**Exercise goal**
Using the data below, show every line where the word "home" occurs.

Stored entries
--------------------------------
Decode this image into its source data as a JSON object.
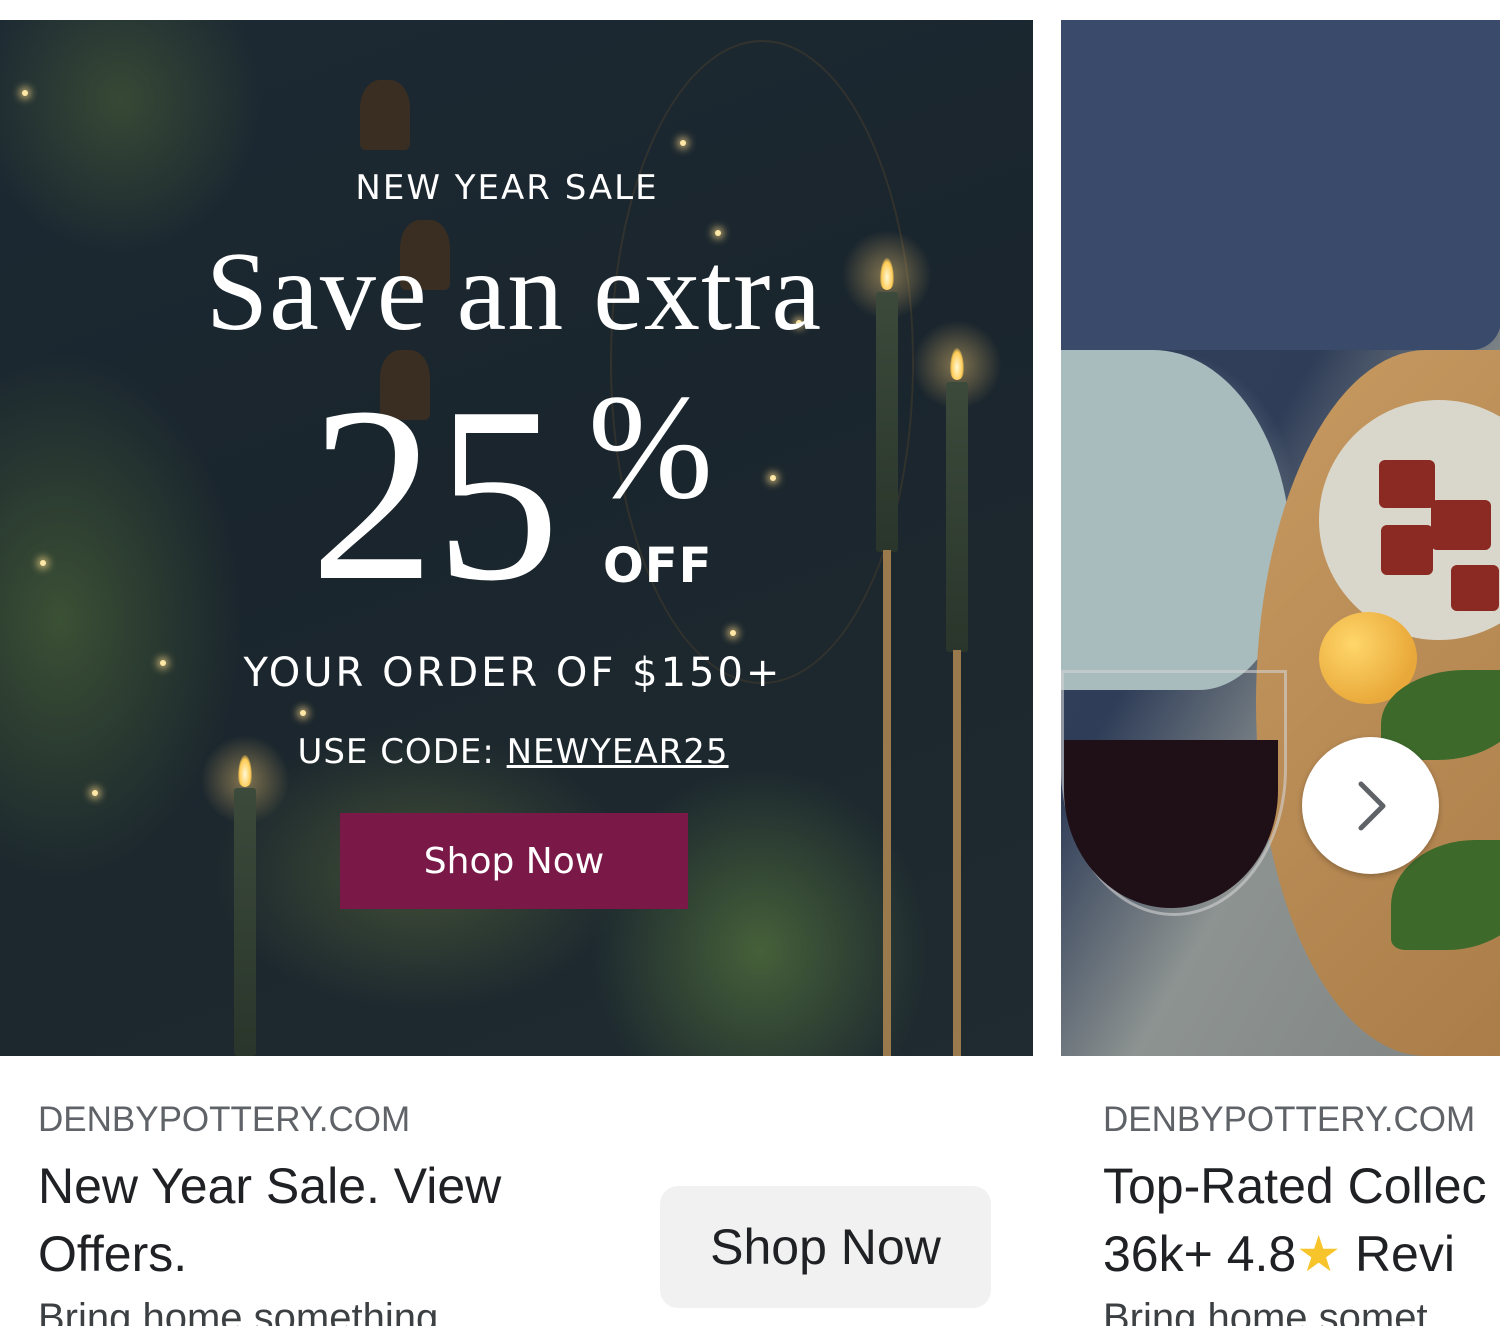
{
  "ads": [
    {
      "banner": {
        "eyebrow": "NEW YEAR SALE",
        "headline": "Save an extra",
        "discount_number": "25",
        "discount_symbol": "%",
        "discount_suffix": "OFF",
        "order_line": "YOUR ORDER OF $150+",
        "code_prefix": "USE CODE: ",
        "code": "NEWYEAR25",
        "cta_label": "Shop Now",
        "cta_color": "#7a1947"
      },
      "domain": "DENBYPOTTERY.COM",
      "title_line1": "New Year Sale. View",
      "title_line2": "Offers.",
      "description": "Bring home something",
      "button_label": "Shop Now"
    },
    {
      "domain": "DENBYPOTTERY.COM",
      "title_line1": "Top-Rated Collec",
      "title_line2_a": "36k+ 4.8",
      "title_line2_icon": "star-icon",
      "title_line2_b": "Revi",
      "description": "Bring home somet"
    }
  ],
  "carousel": {
    "next_icon": "chevron-right-icon"
  }
}
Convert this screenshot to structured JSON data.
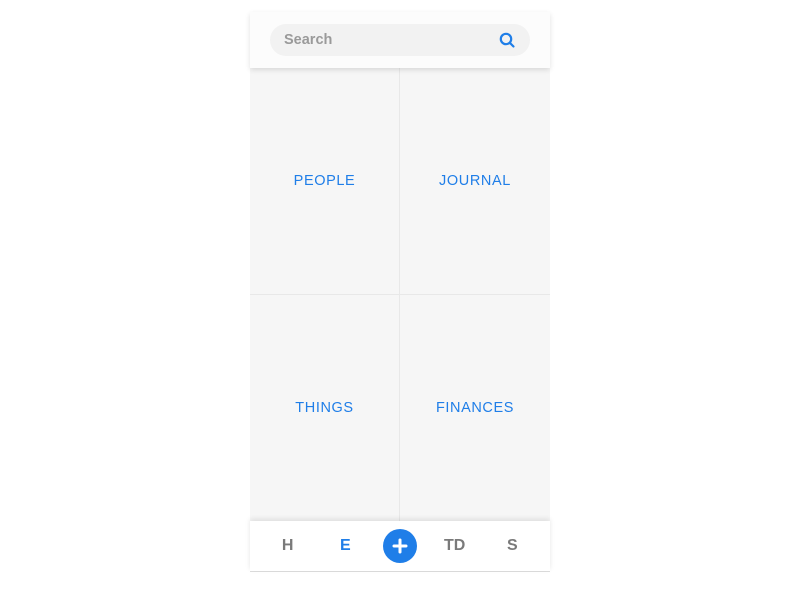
{
  "search": {
    "placeholder": "Search"
  },
  "tiles": [
    {
      "label": "PEOPLE"
    },
    {
      "label": "JOURNAL"
    },
    {
      "label": "THINGS"
    },
    {
      "label": "FINANCES"
    }
  ],
  "tabs": {
    "items": [
      {
        "label": "H"
      },
      {
        "label": "E"
      },
      {
        "label": "TD"
      },
      {
        "label": "S"
      }
    ],
    "activeIndex": 1
  }
}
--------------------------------
**Answer box**
      "description": "Bring home something",
      "description": "Bring home somet"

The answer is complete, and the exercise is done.